Emily Chandler is a dog lover.
She's known for taking strays into her home until they either find a suitable owner, or make her place their home.
Some of those guests included Pit Bulls.
"I've fostered Pit Bulls here, I did it here against my better judgement," said Chandler, "And we did hide them."
Emily hasn't taken in a Pit Bull in some time, however, that hasn't stopped officials from mistaking her boxer mix for one.
"We've been harassed a couple times by the humane society, because he looks like the pitbull type," said Chandler.
For over 25 years, the City of Yakima has held a ban on Pit Bulls within city limits -- deeming the breed too violent and aggressive.
Today, council members were asked by members of the community to consider softening or even completely eliminating the ban, arguing the animals are simply misunderstood, and it's behavior falls on the owner.
Some council members agreed the issue needs to be looked at closely and delayed making any decisions in the meantime.
The ban was placed in 1987 and has been challenged in the past.
Code enforcement officials say this instance is no different and want to keep the ban in place for the safety of the people.
"From our experiences, what we're seeing of pitbulls, a lot of pitbulls are being hidden in the City of Yakima," said code administration manager Joseph Caruso.
Caruso adds most people who own a Pit Bull aren't strangers to the crimiinal justice system.
"Are they all good dog owners?
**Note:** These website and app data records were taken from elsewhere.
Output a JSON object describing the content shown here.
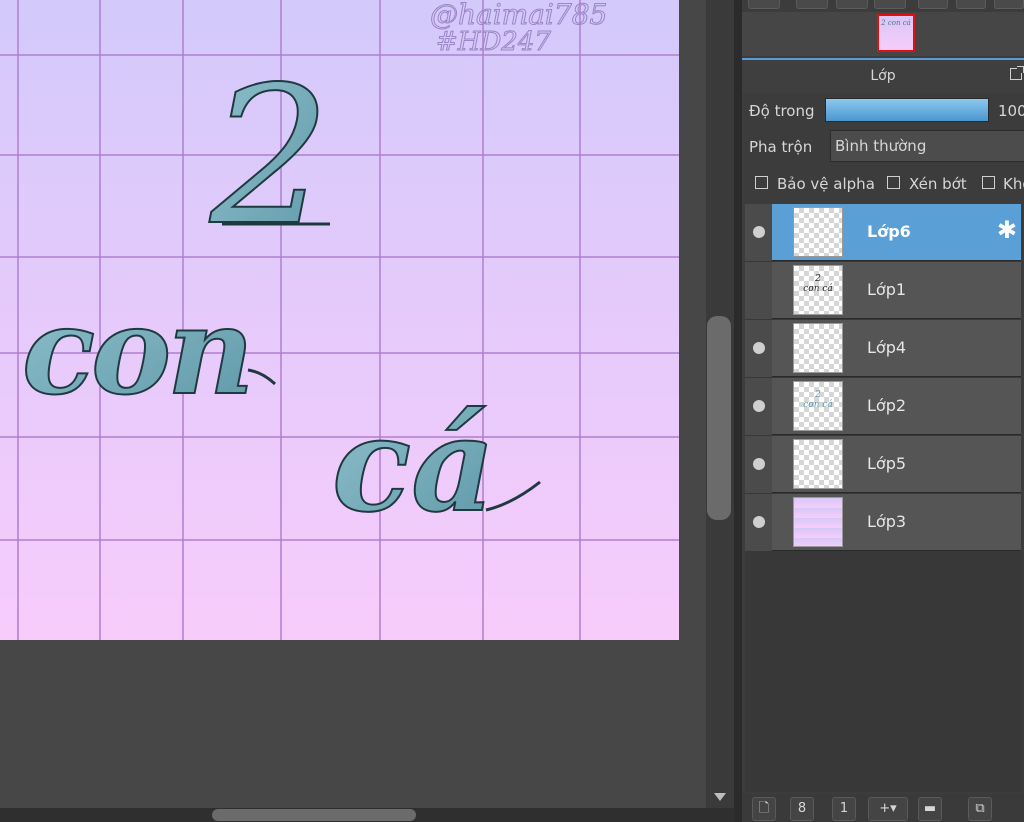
{
  "canvas": {
    "text_number": "2",
    "text_word1": "con",
    "text_word2": "cá",
    "signature_line1": "@haimai785",
    "signature_line2": "#HD247",
    "gradient_top": "#d3c9fb",
    "gradient_bottom": "#f7ccfb",
    "grid_color": "#b07ed0",
    "letter_color": "#6fa8b8"
  },
  "navigator": {
    "thumb_text": "2 con cá"
  },
  "layer_panel": {
    "title": "Lớp",
    "opacity_label": "Độ trong",
    "opacity_value": "100",
    "blend_label": "Pha trộn",
    "blend_value": "Bình thường",
    "checkboxes": [
      "Bảo vệ alpha",
      "Xén bớt",
      "Kho"
    ],
    "layers": [
      {
        "name": "Lớp6",
        "selected": true,
        "visible": true
      },
      {
        "name": "Lớp1",
        "selected": false,
        "visible": false
      },
      {
        "name": "Lớp4",
        "selected": false,
        "visible": true
      },
      {
        "name": "Lớp2",
        "selected": false,
        "visible": true
      },
      {
        "name": "Lớp5",
        "selected": false,
        "visible": true
      },
      {
        "name": "Lớp3",
        "selected": false,
        "visible": true
      }
    ],
    "bottom_buttons": [
      {
        "icon": "new-page-icon",
        "glyph": "🗋"
      },
      {
        "icon": "layer-8bit-icon",
        "glyph": "8"
      },
      {
        "icon": "layer-1bit-icon",
        "glyph": "1"
      },
      {
        "icon": "add-layer-dropdown-icon",
        "glyph": "+▾"
      },
      {
        "icon": "folder-icon",
        "glyph": "▬"
      },
      {
        "icon": "duplicate-layer-icon",
        "glyph": "⧉"
      }
    ],
    "accent": "#5a9fd6"
  }
}
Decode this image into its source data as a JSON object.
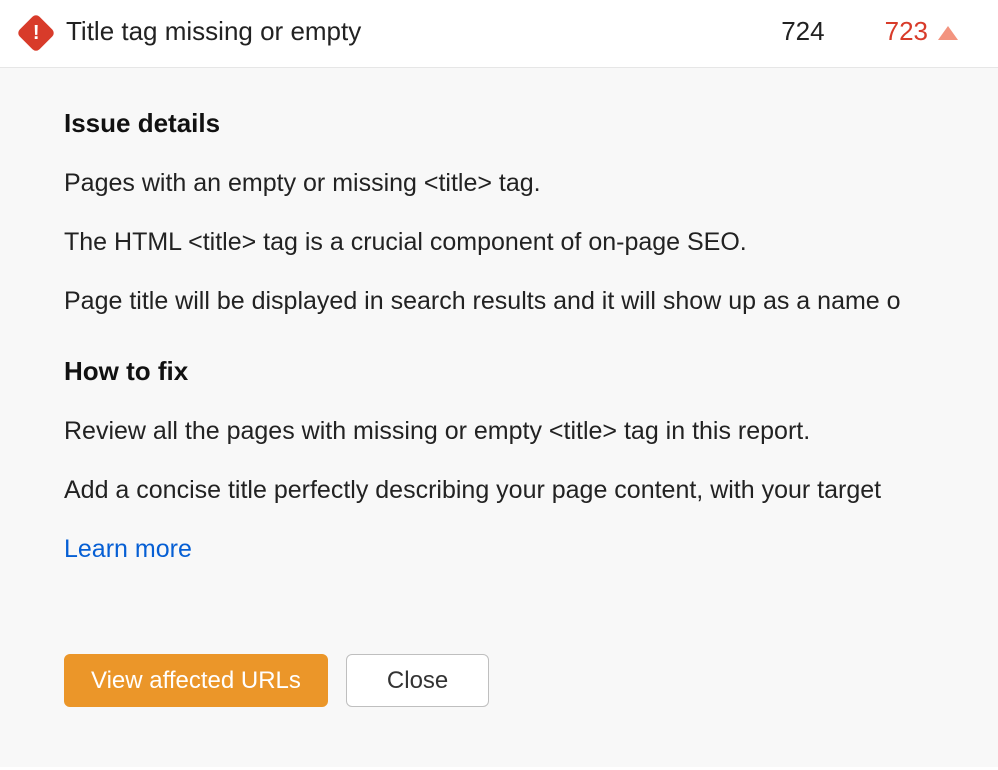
{
  "row": {
    "title": "Title tag missing or empty",
    "pages": "724",
    "added": "723"
  },
  "details": {
    "heading": "Issue details",
    "p1": "Pages with an empty or missing <title> tag.",
    "p2": "The HTML <title> tag is a crucial component of on-page SEO.",
    "p3": "Page title will be displayed in search results and it will show up as a name o"
  },
  "fix": {
    "heading": "How to fix",
    "p1": "Review all the pages with missing or empty <title> tag in this report.",
    "p2": "Add a concise title perfectly describing your page content, with your target",
    "learn": "Learn more"
  },
  "buttons": {
    "view": "View affected URLs",
    "close": "Close"
  }
}
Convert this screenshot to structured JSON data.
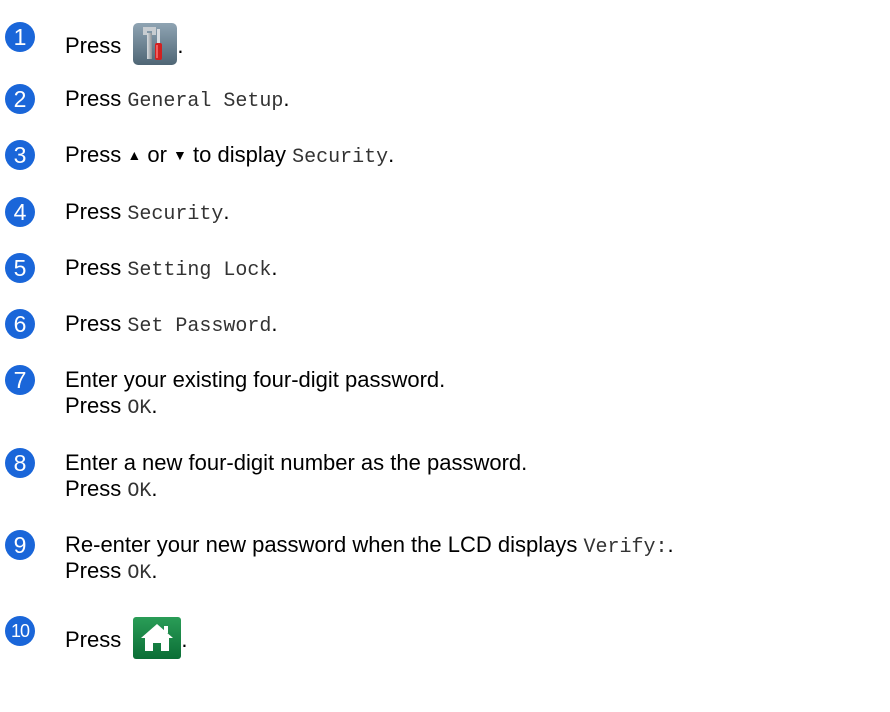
{
  "accent_color": "#1a66d9",
  "steps": [
    {
      "number": "1",
      "lead": "Press",
      "icon": "settings-tools-icon",
      "tail": "."
    },
    {
      "number": "2",
      "lead": "Press",
      "code": "General Setup",
      "tail": "."
    },
    {
      "number": "3",
      "lead": "Press",
      "up_symbol": "▲",
      "or_text": "or",
      "down_symbol": "▼",
      "to_text": "to display",
      "code": "Security",
      "tail": "."
    },
    {
      "number": "4",
      "lead": "Press",
      "code": "Security",
      "tail": "."
    },
    {
      "number": "5",
      "lead": "Press",
      "code": "Setting Lock",
      "tail": "."
    },
    {
      "number": "6",
      "lead": "Press",
      "code": "Set Password",
      "tail": "."
    },
    {
      "number": "7",
      "text": "Enter your existing four-digit password.",
      "lead2": "Press",
      "code2": "OK",
      "tail2": "."
    },
    {
      "number": "8",
      "text": "Enter a new four-digit number as the password.",
      "lead2": "Press",
      "code2": "OK",
      "tail2": "."
    },
    {
      "number": "9",
      "text": "Re-enter your new password when the LCD displays",
      "code": "Verify:",
      "tail": ".",
      "lead2": "Press",
      "code2": "OK",
      "tail2": "."
    },
    {
      "number": "10",
      "lead": "Press",
      "icon": "home-icon",
      "tail": "."
    }
  ]
}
I can't say say yes or no, but a lot of them have criminal elements surrounding their circumstances," said Caruso.
Until a decision is made by the council, Emily Chandler says she'll be spending her time, trying to prove those who are anti Pit-Bull wrong.
"I'm an advocate for all who can't speak," said Chandler.
According to dogsbite.org, 11 cities in our state ban Pit Bulls, including Selah, Wapato and Othello.
Several other local cities, including Kennewick and Pasco have Pit Bulls listed as potentially dangerous.